[Extracted data entries]
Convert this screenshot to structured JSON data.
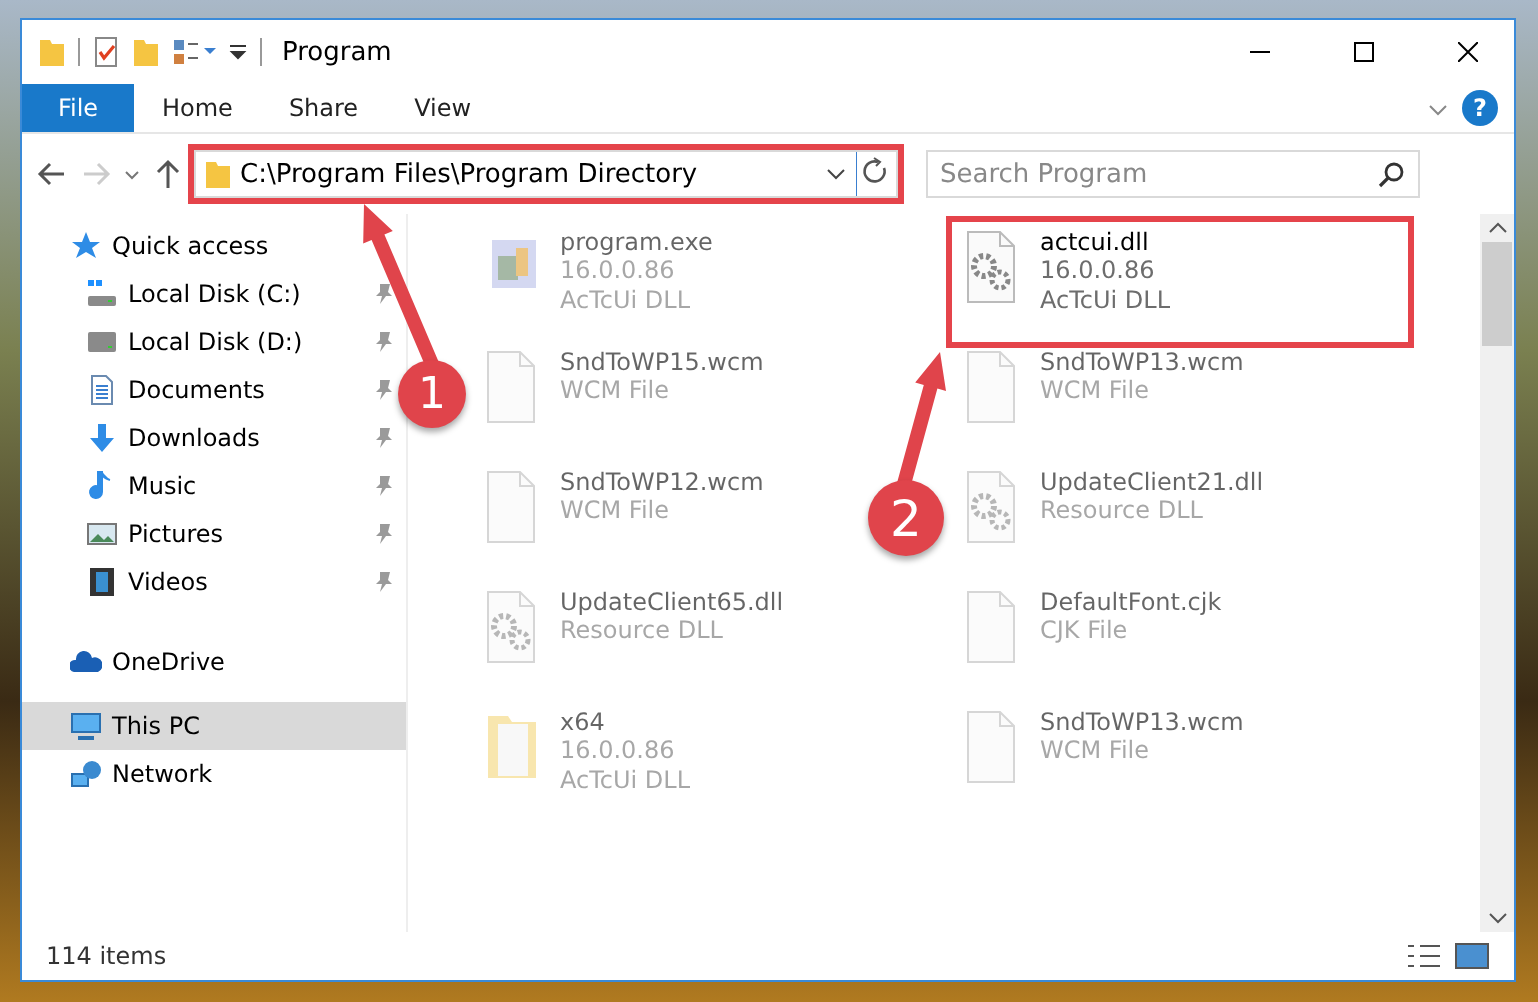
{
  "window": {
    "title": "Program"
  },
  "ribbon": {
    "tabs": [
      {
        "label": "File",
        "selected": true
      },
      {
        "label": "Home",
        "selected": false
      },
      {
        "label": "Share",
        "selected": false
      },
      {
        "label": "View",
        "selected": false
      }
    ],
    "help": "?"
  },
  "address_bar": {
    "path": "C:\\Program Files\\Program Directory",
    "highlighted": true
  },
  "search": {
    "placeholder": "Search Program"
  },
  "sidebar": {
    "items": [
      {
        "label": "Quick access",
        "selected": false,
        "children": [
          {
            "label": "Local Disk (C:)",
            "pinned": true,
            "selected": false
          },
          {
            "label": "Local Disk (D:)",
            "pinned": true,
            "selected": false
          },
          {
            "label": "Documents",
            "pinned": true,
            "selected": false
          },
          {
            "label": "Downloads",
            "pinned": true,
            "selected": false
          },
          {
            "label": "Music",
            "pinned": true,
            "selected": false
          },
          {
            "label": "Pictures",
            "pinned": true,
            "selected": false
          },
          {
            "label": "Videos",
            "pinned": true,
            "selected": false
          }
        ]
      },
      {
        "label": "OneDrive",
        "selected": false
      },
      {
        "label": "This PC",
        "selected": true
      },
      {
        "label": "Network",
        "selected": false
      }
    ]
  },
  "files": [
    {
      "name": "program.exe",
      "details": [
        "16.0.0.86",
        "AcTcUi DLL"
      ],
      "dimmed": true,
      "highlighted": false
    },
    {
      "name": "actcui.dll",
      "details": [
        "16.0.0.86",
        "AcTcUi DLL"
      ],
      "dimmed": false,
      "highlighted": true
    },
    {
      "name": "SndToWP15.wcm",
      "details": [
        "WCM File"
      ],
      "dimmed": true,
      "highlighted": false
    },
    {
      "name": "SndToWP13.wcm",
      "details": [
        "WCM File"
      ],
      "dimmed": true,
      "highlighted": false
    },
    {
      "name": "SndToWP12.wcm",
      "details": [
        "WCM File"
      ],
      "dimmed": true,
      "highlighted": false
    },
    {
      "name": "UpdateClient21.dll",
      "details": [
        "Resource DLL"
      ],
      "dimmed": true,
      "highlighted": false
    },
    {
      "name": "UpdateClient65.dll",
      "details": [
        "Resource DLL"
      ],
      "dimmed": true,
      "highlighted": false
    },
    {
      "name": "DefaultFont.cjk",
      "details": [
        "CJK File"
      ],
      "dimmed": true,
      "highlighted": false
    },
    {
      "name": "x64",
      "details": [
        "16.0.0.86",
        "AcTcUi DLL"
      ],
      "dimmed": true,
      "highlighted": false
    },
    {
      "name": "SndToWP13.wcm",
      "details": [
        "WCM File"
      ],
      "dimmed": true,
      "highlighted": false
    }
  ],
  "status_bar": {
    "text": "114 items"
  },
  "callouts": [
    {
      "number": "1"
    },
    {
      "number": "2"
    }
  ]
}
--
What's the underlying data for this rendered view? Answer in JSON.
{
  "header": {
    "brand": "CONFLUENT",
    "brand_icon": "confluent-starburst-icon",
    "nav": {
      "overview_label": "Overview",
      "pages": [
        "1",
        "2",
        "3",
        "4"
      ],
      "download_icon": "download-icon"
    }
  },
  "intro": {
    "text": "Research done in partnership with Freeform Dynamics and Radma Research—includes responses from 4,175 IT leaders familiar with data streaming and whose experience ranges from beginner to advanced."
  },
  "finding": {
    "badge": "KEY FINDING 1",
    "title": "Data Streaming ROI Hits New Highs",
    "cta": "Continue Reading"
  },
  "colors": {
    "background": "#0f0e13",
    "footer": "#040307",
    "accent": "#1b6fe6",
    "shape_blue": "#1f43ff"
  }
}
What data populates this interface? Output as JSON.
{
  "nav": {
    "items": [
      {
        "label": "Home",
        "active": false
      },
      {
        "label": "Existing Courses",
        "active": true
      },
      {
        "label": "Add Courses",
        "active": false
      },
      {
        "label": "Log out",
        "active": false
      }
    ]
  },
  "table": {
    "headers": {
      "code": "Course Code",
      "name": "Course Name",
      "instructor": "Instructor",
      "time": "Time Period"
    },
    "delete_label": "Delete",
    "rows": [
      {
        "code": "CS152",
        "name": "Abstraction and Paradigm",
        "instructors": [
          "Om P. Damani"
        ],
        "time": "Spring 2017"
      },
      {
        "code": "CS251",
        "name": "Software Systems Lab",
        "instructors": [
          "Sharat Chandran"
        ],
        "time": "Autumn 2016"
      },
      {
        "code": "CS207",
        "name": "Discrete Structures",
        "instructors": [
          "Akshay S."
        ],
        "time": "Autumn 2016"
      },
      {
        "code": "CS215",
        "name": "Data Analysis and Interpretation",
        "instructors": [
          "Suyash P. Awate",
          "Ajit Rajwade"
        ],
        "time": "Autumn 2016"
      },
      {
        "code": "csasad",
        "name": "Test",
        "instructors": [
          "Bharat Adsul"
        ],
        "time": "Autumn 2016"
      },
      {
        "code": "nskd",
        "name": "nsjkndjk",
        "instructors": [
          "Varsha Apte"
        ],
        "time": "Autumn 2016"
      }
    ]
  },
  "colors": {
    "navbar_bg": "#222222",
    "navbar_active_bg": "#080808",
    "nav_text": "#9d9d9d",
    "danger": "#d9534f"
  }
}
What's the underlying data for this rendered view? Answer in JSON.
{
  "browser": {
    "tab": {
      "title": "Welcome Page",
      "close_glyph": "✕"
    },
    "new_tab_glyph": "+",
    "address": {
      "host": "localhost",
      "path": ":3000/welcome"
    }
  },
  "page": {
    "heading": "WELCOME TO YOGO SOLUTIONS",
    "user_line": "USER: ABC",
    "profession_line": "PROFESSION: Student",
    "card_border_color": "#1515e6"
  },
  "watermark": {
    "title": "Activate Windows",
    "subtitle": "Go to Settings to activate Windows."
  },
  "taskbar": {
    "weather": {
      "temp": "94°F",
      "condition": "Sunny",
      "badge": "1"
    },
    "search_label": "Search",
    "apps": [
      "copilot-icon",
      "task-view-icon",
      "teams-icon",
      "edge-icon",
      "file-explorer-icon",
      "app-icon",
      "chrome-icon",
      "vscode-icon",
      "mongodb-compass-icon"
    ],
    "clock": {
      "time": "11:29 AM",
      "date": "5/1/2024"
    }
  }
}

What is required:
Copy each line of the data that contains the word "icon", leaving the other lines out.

Completed exercise:
    "brand_icon": "confluent-starburst-icon",
      "download_icon": "download-icon"
      "copilot-icon",
      "task-view-icon",
      "teams-icon",
      "edge-icon",
      "file-explorer-icon",
      "app-icon",
      "chrome-icon",
      "vscode-icon",
      "mongodb-compass-icon"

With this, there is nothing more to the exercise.